# Work required:
For each line of the listing below that contains the string "text", copy the line.

•••••

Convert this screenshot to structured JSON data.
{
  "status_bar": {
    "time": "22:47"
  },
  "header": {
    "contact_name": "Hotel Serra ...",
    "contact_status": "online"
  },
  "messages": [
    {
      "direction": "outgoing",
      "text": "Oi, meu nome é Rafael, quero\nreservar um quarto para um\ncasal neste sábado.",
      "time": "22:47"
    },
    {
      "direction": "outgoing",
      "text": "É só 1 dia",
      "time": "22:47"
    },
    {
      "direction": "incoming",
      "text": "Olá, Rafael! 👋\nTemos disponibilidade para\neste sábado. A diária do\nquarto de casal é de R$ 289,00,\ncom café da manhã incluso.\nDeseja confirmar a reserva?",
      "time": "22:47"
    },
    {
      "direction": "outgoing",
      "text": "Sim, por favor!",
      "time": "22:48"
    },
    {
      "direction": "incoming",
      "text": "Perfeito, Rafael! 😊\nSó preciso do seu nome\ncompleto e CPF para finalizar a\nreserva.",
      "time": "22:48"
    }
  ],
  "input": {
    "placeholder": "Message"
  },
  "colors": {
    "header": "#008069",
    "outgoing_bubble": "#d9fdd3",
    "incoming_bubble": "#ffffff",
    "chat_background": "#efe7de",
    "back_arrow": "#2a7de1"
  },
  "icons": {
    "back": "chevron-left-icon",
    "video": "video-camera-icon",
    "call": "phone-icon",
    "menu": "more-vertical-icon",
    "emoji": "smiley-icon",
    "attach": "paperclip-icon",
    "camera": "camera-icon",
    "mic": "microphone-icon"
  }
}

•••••

# Task solution:
      "text": "Oi, meu nome é Rafael, quero\nreservar um quarto para um\ncasal neste sábado.",
      "text": "É só 1 dia",
      "text": "Olá, Rafael! 👋\nTemos disponibilidade para\neste sábado. A diária do\nquarto de casal é de R$ 289,00,\ncom café da manhã incluso.\nDeseja confirmar a reserva?",
      "text": "Sim, por favor!",
      "text": "Perfeito, Rafael! 😊\nSó preciso do seu nome\ncompleto e CPF para finalizar a\nreserva.",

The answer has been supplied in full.